Fascinating independent film in which a random group of people find themselves part of an experiment in which they are standing in a circle they cannot move from and one person is killed off every couple minutes. They must figure how why this is happening and if it can be stopped. Themes of morality around decision-making, end of life, stereotyping, betrayal, trust, and manipulation are striking. This is a mysterious and stark film (filmed almost entirely in one room), and one thing is certain – the viewer is fully engaged throughout, as is every single character, because their life depends on it!
Award for Positive Emotions: Inside Out

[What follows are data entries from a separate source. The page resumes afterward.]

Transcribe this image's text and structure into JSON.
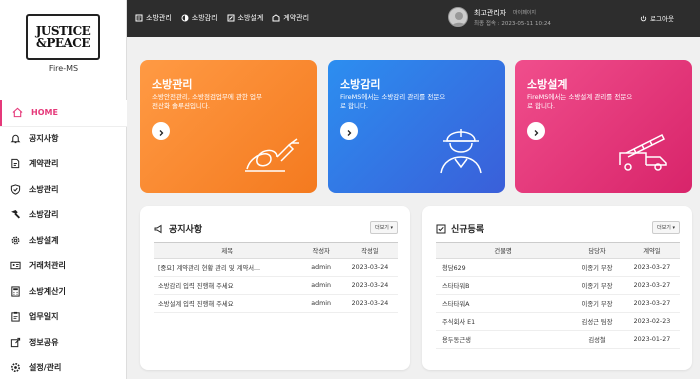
{
  "logo": {
    "line1": "JUSTICE",
    "line2": "&PEACE",
    "subtitle": "Fire-MS"
  },
  "sidebar": {
    "items": [
      {
        "label": "HOME",
        "icon": "home-icon",
        "active": true
      },
      {
        "label": "공지사항",
        "icon": "bell-icon"
      },
      {
        "label": "계약관리",
        "icon": "document-edit-icon"
      },
      {
        "label": "소방관리",
        "icon": "shield-check-icon"
      },
      {
        "label": "소방감리",
        "icon": "hammer-icon"
      },
      {
        "label": "소방설계",
        "icon": "gear-icon"
      },
      {
        "label": "거래처관리",
        "icon": "address-card-icon"
      },
      {
        "label": "소방계산기",
        "icon": "calculator-icon"
      },
      {
        "label": "업무일지",
        "icon": "clipboard-icon"
      },
      {
        "label": "정보공유",
        "icon": "share-icon"
      },
      {
        "label": "설정/관리",
        "icon": "settings-icon"
      }
    ]
  },
  "topnav": {
    "items": [
      {
        "label": "소방관리",
        "icon": "manage-icon"
      },
      {
        "label": "소방감리",
        "icon": "inspect-icon"
      },
      {
        "label": "소방설계",
        "icon": "design-icon"
      },
      {
        "label": "계약관리",
        "icon": "contract-icon"
      }
    ]
  },
  "user": {
    "name": "최고관리자",
    "role": "마이페이지",
    "last_login": "최종 접속 : 2023-05-11 10:24"
  },
  "logout_label": "로그아웃",
  "cards": [
    {
      "title": "소방관리",
      "desc": "소방안전관리, 소방점검업무에 관한 업무전산화 솔루션입니다.",
      "color": "#f47a1f"
    },
    {
      "title": "소방감리",
      "desc": "FireMS에서는 소방감리 관리를 전문으로 합니다.",
      "color": "#2c7be5"
    },
    {
      "title": "소방설계",
      "desc": "FireMS에서는 소방설계 관리를 전문으로 합니다.",
      "color": "#e5397a"
    }
  ],
  "notice": {
    "title": "공지사항",
    "more": "더보기 ▾",
    "headers": [
      "제목",
      "작성자",
      "작성일"
    ],
    "rows": [
      [
        "[중요] 계약관리 현황 관리 및 계약서...",
        "admin",
        "2023-03-24"
      ],
      [
        "소방감리 입력 진행해 주세요",
        "admin",
        "2023-03-24"
      ],
      [
        "소방설계 입력 진행해 주세요",
        "admin",
        "2023-03-24"
      ]
    ]
  },
  "registry": {
    "title": "신규등록",
    "more": "더보기 ▾",
    "headers": [
      "건물명",
      "담당자",
      "계약일"
    ],
    "rows": [
      [
        "청담629",
        "이종기 부장",
        "2023-03-27"
      ],
      [
        "스타타워B",
        "이종기 부장",
        "2023-03-27"
      ],
      [
        "스타타워A",
        "이종기 부장",
        "2023-03-27"
      ],
      [
        "주식회사 E1",
        "김성근 팀장",
        "2023-02-23"
      ],
      [
        "용두동근생",
        "김성철",
        "2023-01-27"
      ]
    ]
  }
}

One of the most popular positive psychology movies, across audiences, is this animated feature that highlights age-old adages of psychology/clinical psychology – that there is great value in our afflictive emotions (e.g., anger, fear, sadness), that we often feel a mixture/combination of emotions, and that it’s important to express our emotions directly. Unfortunately, the film depicts the standard imbalance found in traditional psychology – the underplaying of the positive, as there is only 1 positive emotion characterized (i.e., Joy), and 4 afflictive/negative emotions characterized.
Honorable Mention Awards
Award for Integrity: Bridge of Spies
Award for Redemption: Southpaw
Award for Friendship: The Good Dinosaur
Award for Hedonic and Eudaimonic Happiness: Danny Collins
Award for Character Strengths Overuse: Pawn Sacrifice
Award for Character Strengths Underuse: The Corpse of Anna Fritz
Award for Character Strengths Misuse: Ex-Machina
Niemiec, R. M., & Wedding, D. (2014). Positive psychology at the movies 2: Using films to build character strengths and well-being. Boston: Hogrefe.
Smithikrai, C. (2016). Effectiveness of teaching with movies to promote positive characteristics and behaviors. Procedia – Social and Behavioral Sciences, 217, 522-530.
*This article, and 8 additional Positive Psychology Movie Award articles, originally appeared on Positive Psychology News Daily: http://positivepsychologynews.com/news/ryan-niemiec/2016022235436